Beth applies Spiral Dynamics and Integral tools across Canada with elected officials and municipal
administrators, public and private corporations, a universityʼs board of governors, numerous
community boards, as faculty at the University of Alberta and Brandon University, on the board of
the Community Planning Association of Alberta, and as a convener of tough conversations that lead
to wise action. She received the Mayorʼs Medal in Urban Issues (Winnipeg) for her work in public
engagement. Beth is president of the Alberta Professional Planners Institute and a co-founder of
the Center for Human Emergence: Canada.

For Details and Registration
Full course details and online registration:
http://integralcity.com/discovery-zone/workshops-and-training_current%20trainings.html

*Accredited by Dr. Don Beck, Founder of the Center for Human Emergence and The Spiral Dynamics Group

By | 2017-04-07T02:57:37+00:00 June 20th, 2011|Classroom course, F. Training|1 Comment

About the Author:

HI I am the Founder of Integral City Meshworks Inc. and Chief Blogger. Working with cities and eco-regions, I ‘meshwork’ or weave people, purpose, priorities, profits, programs and processes to align contexts, grow capacity and develop strategies for sustainability and resilience in the Integral City. You can read more details about me here http://integralcity.com/about/about-the-founder/

One Comment

  1. Beth June 21, 2011 at 7:49 pm - Reply

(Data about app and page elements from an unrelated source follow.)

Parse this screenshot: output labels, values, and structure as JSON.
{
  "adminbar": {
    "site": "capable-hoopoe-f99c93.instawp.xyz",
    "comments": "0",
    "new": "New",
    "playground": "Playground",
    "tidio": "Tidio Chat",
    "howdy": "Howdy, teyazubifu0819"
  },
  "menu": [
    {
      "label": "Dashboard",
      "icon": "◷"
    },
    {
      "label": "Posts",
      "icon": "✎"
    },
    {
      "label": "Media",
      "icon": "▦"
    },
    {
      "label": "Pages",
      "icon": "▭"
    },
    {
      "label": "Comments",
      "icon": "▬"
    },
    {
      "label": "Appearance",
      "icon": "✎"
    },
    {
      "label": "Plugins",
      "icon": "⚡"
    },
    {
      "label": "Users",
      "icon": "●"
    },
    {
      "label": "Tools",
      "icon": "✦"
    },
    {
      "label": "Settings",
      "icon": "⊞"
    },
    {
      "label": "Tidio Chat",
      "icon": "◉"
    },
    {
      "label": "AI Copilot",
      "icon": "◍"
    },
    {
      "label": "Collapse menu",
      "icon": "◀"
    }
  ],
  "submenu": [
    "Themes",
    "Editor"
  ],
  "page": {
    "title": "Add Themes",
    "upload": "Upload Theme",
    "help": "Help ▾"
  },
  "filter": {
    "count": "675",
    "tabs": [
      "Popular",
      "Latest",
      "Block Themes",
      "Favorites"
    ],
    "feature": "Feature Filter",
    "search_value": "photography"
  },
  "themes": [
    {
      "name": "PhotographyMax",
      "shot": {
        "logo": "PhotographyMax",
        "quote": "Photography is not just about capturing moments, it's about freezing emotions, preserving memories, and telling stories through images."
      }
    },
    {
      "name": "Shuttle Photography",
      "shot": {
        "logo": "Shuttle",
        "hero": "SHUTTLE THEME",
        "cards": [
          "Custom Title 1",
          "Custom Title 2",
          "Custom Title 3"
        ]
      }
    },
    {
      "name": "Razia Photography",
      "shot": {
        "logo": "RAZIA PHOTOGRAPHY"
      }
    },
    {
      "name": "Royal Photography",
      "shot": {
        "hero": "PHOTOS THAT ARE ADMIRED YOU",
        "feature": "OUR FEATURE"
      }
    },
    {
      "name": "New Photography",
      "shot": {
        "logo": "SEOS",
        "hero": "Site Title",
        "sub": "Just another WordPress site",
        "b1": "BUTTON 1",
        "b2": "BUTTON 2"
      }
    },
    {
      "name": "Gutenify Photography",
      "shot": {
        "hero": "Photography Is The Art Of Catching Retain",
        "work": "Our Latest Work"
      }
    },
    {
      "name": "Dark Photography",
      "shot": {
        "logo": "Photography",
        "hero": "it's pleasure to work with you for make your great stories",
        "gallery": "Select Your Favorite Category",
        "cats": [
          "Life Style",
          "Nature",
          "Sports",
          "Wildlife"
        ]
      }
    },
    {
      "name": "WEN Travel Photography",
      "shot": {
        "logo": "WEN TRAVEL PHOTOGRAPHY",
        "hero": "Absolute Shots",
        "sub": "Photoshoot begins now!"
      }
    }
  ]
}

    Thanks for posting this, Marilyn. I so look forward to meeting the nifty folks that will join us in July, in Edmonton.

    Yours in the field,
    Beth

Leave A Comment